Aim of the task => Find the lines in the records that carry the word "from". Copy each one.

Extracted information below:

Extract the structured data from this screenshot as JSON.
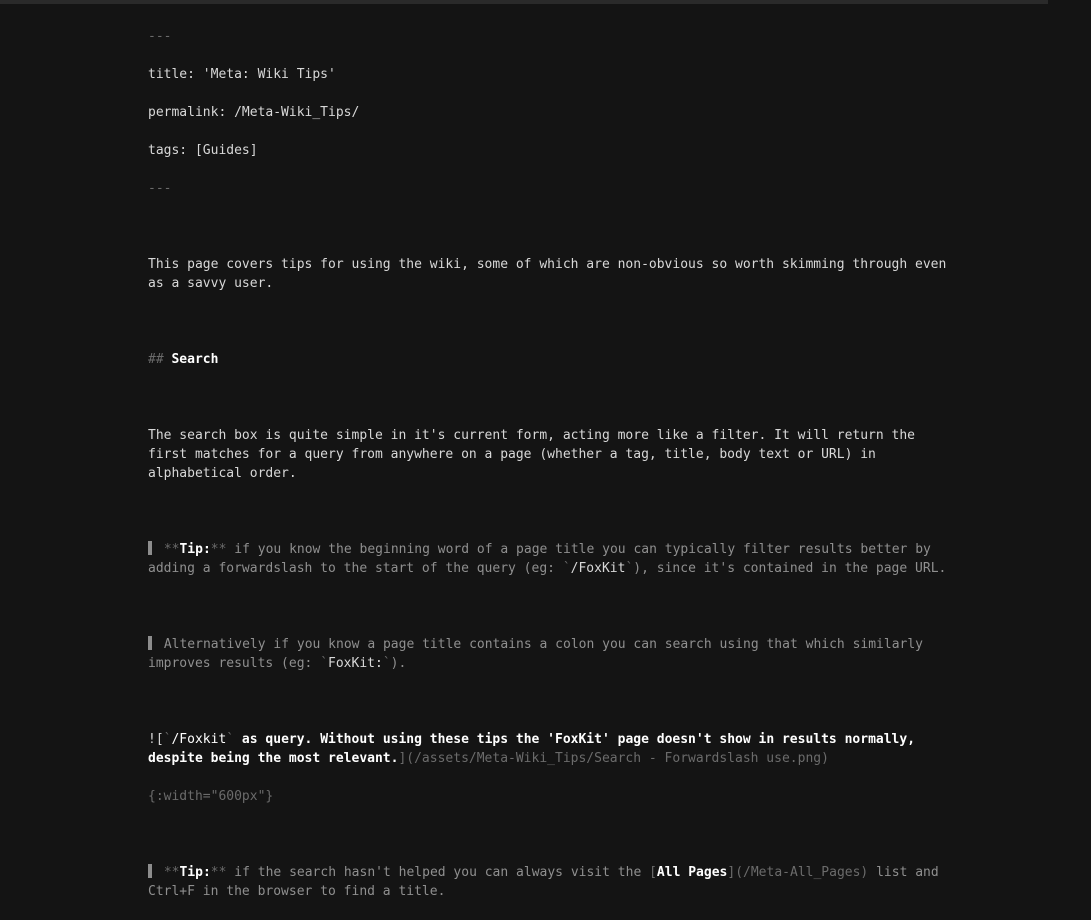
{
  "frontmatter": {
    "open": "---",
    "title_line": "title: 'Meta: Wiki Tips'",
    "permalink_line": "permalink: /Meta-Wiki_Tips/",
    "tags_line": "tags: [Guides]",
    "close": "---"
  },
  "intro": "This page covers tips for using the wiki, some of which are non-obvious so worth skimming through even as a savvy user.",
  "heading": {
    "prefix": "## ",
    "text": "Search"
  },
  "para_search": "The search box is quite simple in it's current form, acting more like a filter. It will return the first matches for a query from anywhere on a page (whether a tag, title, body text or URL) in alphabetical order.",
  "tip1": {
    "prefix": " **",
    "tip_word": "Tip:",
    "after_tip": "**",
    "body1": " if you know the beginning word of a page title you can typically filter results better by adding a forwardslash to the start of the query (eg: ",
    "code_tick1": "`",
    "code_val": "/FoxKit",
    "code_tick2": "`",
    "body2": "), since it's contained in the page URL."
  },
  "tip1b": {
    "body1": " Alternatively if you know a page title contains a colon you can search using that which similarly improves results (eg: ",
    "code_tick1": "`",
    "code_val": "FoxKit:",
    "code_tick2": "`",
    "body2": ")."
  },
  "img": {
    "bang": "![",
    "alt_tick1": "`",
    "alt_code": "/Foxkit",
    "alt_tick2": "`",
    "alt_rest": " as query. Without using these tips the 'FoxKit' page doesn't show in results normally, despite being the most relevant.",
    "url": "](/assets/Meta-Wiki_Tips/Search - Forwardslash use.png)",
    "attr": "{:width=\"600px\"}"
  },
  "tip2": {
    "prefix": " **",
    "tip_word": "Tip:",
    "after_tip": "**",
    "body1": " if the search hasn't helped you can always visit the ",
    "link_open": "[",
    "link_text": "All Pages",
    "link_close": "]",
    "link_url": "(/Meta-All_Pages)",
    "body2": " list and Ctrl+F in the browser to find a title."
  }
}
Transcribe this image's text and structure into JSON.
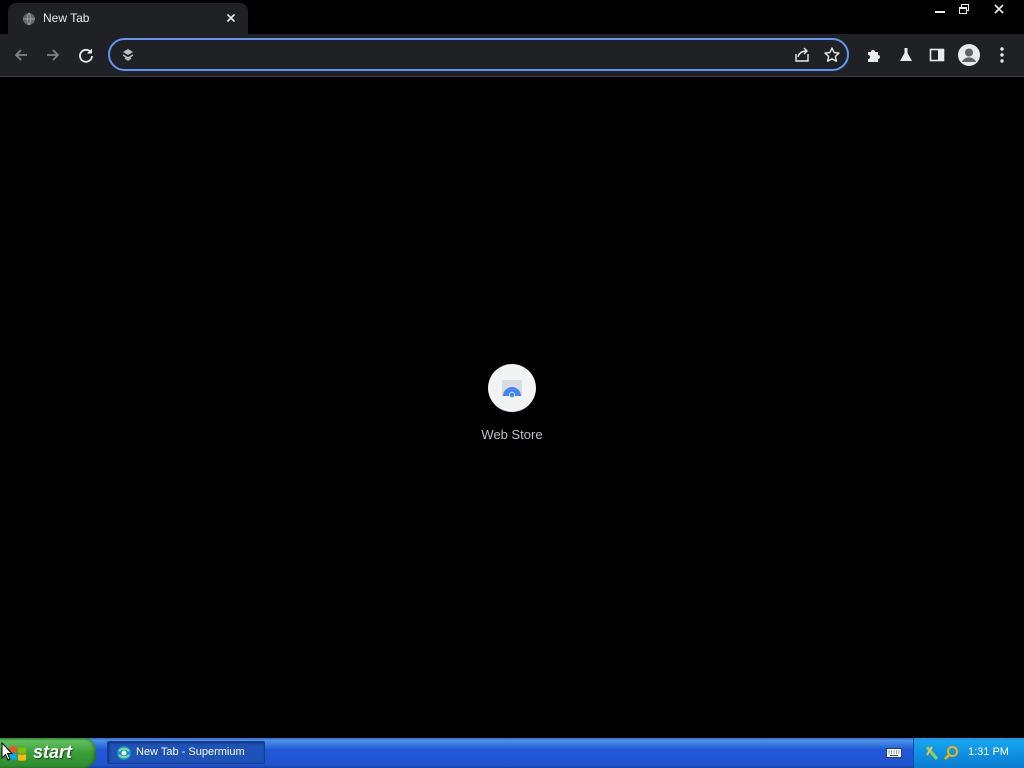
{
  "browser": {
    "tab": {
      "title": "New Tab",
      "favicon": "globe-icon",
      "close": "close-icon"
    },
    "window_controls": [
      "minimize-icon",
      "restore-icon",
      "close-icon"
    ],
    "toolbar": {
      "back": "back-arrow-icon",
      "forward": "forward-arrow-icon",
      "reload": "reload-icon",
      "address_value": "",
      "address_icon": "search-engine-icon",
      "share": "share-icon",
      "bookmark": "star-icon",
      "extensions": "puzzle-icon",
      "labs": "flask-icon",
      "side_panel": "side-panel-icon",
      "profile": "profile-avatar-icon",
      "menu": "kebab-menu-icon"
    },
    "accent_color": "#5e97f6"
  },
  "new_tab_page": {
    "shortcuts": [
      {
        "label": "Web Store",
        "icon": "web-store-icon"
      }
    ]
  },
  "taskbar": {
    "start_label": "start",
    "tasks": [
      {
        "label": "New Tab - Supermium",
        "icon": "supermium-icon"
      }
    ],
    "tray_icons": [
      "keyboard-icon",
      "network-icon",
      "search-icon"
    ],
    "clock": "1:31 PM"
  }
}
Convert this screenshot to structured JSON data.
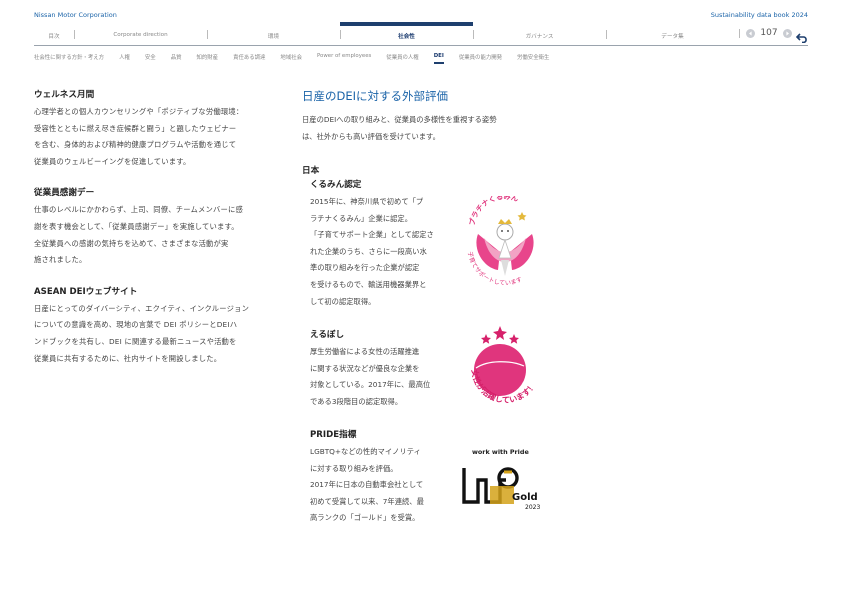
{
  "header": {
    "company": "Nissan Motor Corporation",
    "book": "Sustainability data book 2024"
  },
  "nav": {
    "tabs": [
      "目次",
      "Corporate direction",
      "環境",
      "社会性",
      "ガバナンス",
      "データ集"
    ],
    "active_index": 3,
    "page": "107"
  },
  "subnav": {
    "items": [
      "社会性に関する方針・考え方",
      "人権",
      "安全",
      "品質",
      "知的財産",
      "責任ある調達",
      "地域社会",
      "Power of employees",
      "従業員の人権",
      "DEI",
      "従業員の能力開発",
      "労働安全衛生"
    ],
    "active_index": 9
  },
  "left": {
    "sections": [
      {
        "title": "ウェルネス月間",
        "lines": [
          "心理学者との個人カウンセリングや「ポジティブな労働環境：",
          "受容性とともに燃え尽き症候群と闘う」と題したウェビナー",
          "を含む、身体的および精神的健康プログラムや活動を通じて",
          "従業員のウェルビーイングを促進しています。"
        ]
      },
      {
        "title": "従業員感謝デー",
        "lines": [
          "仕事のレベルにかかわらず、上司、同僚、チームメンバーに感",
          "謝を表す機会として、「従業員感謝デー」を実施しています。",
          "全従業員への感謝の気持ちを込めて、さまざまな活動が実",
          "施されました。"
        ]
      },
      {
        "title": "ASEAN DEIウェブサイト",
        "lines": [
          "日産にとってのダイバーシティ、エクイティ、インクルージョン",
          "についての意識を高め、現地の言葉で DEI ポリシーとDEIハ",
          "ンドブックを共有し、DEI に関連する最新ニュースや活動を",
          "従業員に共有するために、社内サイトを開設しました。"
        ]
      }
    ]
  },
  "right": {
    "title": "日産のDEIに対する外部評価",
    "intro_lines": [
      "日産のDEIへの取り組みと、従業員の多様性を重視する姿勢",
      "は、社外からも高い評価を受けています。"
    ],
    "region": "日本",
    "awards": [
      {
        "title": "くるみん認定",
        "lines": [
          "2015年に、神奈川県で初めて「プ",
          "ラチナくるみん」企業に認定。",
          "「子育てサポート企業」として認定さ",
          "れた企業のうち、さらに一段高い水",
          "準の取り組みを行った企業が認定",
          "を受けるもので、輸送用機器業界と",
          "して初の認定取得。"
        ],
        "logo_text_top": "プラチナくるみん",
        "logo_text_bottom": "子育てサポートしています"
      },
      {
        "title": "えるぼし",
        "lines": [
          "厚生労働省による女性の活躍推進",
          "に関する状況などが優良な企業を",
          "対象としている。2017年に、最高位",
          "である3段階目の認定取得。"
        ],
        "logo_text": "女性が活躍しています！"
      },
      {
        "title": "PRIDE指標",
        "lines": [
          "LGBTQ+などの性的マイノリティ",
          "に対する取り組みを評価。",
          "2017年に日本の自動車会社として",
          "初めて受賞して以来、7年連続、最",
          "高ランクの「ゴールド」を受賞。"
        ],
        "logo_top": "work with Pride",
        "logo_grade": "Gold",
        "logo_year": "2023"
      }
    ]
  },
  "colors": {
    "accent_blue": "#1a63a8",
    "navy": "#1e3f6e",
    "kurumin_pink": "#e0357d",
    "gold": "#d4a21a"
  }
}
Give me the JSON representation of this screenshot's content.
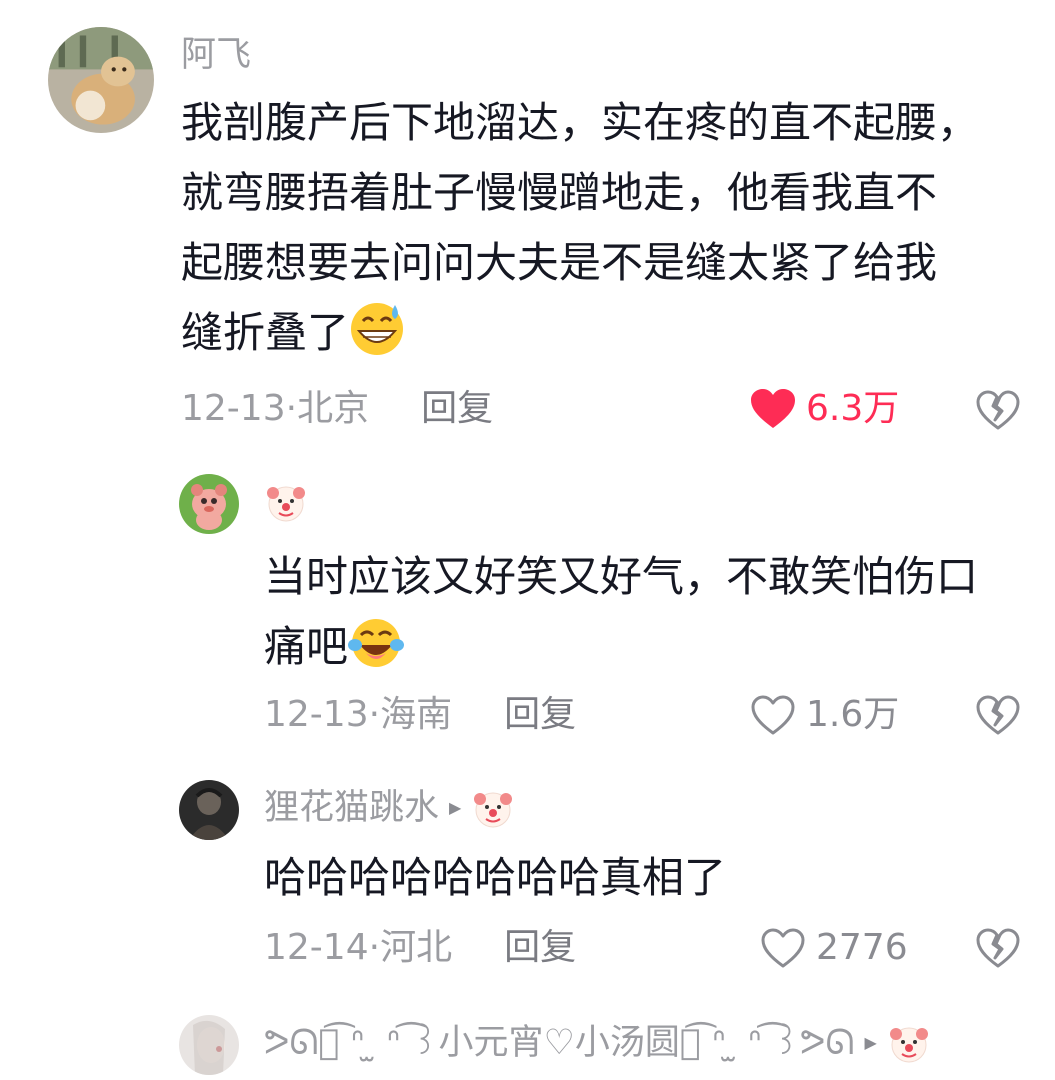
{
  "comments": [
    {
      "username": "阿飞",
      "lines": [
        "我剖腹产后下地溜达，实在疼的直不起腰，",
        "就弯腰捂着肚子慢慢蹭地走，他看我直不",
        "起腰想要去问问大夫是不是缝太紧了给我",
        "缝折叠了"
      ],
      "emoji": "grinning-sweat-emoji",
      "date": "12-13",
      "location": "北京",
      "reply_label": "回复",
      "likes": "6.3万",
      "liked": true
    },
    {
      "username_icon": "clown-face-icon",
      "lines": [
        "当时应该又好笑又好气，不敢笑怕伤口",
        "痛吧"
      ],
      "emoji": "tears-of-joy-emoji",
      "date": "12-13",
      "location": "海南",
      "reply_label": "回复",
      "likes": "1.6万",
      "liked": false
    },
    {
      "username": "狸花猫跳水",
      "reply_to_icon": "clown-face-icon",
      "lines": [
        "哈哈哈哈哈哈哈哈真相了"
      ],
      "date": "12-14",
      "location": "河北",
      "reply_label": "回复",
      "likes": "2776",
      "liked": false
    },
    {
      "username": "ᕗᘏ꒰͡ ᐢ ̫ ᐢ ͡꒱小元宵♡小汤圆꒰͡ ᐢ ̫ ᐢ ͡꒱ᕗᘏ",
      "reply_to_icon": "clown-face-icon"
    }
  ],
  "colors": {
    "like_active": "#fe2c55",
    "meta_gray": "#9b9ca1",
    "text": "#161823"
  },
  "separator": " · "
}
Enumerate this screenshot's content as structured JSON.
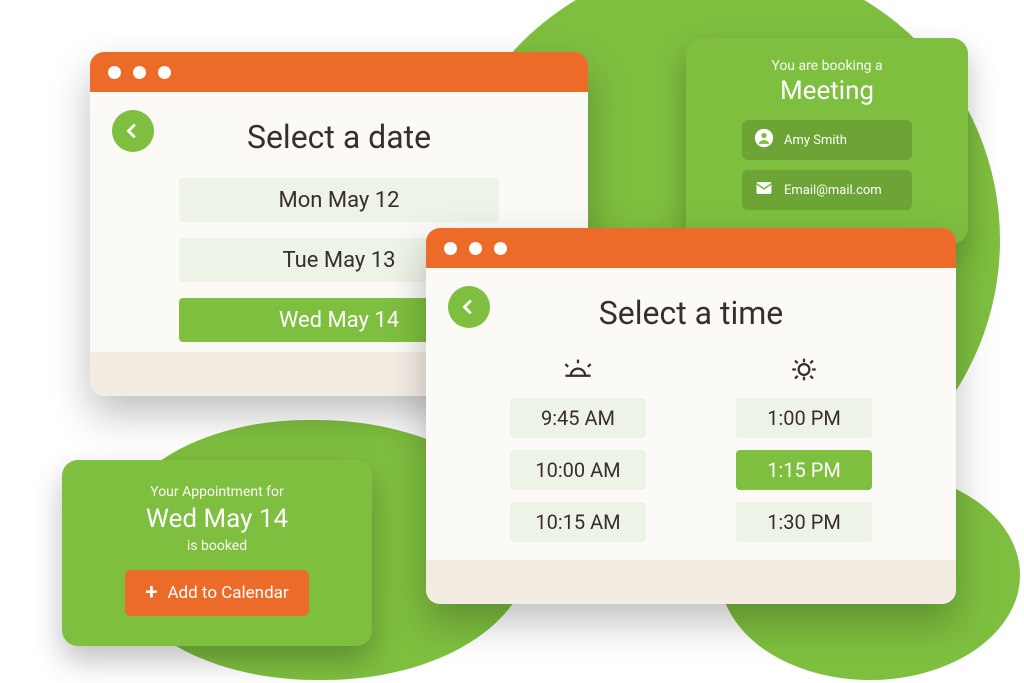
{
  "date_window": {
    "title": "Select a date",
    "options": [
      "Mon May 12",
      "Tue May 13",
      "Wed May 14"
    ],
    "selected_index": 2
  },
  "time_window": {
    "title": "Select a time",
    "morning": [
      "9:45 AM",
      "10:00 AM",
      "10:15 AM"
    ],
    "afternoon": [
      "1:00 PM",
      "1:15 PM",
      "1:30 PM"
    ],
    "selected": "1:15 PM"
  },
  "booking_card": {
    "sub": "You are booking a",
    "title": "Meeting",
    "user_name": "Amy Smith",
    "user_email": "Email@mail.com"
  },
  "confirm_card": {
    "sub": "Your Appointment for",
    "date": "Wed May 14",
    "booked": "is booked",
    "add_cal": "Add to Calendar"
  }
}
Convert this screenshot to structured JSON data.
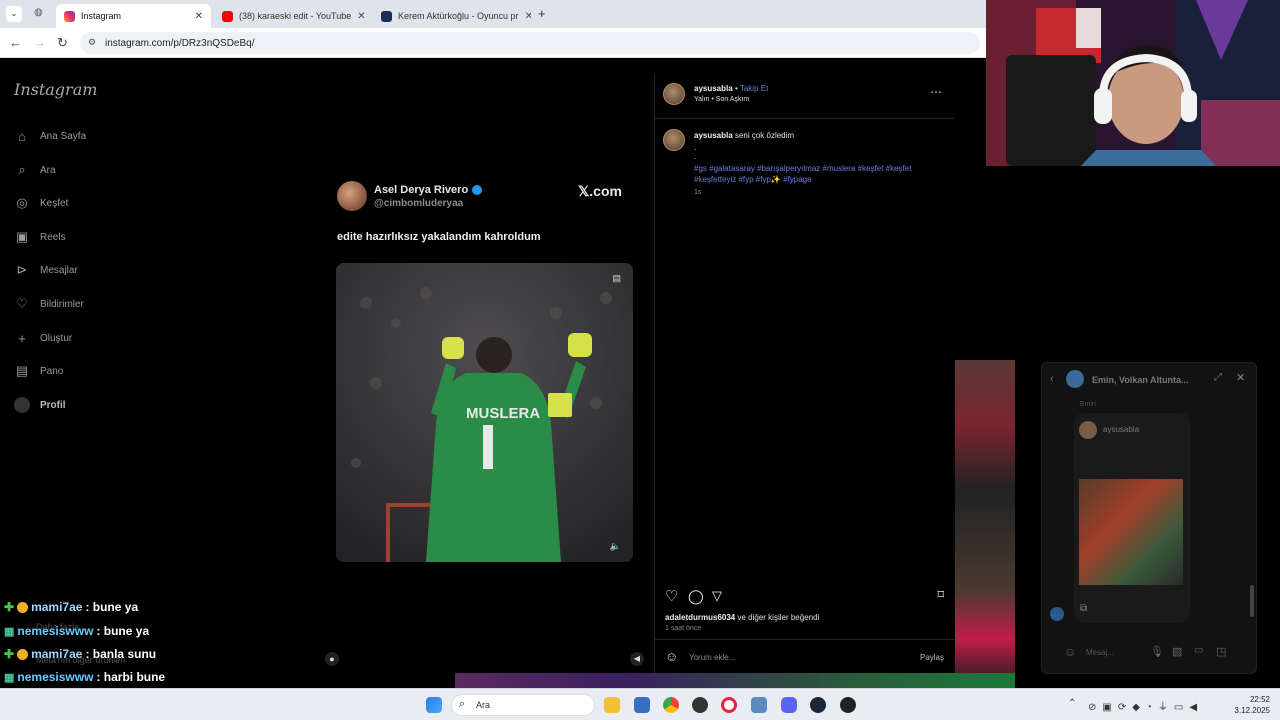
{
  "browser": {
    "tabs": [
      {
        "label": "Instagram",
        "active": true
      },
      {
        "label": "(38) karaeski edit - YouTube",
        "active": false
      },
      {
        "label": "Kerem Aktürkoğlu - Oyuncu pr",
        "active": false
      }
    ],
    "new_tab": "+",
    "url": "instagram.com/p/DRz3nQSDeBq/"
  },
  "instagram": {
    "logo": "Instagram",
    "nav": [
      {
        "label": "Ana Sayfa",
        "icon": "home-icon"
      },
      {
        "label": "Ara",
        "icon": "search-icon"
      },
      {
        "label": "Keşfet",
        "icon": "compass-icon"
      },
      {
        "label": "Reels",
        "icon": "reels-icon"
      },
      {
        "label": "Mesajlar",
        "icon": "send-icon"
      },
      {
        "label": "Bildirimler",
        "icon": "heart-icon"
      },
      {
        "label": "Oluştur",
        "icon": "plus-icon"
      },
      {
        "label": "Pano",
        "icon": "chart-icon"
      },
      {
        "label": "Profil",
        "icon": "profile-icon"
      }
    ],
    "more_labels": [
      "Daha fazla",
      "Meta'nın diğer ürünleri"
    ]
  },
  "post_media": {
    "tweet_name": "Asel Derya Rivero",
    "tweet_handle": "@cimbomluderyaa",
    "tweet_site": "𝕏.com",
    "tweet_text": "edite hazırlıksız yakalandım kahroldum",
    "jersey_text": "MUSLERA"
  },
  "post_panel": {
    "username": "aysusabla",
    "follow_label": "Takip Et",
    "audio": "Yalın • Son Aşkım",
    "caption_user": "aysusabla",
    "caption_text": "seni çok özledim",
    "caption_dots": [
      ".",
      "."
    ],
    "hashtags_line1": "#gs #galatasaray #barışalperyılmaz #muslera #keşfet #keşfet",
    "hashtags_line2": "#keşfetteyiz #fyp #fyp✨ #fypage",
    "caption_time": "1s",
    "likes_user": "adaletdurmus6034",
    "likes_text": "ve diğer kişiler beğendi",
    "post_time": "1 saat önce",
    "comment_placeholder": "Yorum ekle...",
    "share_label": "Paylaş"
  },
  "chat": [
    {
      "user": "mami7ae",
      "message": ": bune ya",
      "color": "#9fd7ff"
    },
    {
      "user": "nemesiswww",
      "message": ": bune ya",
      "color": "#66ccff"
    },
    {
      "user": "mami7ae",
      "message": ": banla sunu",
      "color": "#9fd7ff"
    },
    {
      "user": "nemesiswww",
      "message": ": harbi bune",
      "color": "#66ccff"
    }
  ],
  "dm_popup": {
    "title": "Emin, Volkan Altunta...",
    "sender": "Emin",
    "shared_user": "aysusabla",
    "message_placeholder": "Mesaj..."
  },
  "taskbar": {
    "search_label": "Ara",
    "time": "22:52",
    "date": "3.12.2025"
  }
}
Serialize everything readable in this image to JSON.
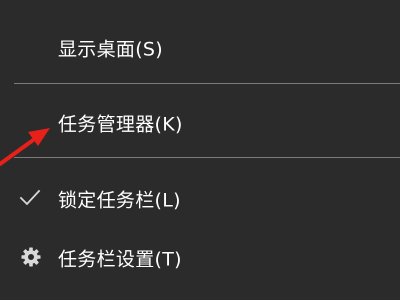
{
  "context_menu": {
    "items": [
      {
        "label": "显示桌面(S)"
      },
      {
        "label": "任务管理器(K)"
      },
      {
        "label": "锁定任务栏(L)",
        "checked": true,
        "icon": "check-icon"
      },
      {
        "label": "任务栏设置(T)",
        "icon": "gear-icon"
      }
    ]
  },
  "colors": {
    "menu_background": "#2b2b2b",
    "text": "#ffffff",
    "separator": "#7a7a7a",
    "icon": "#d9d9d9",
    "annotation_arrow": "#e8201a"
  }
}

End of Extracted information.

Exercise solution =>
Extract the structured data from this screenshot as JSON.
  "para_search": "The search box is quite simple in it's current form, acting more like a filter. It will return the first matches for a query from anywhere on a page (whether a tag, title, body text or URL) in alphabetical order.",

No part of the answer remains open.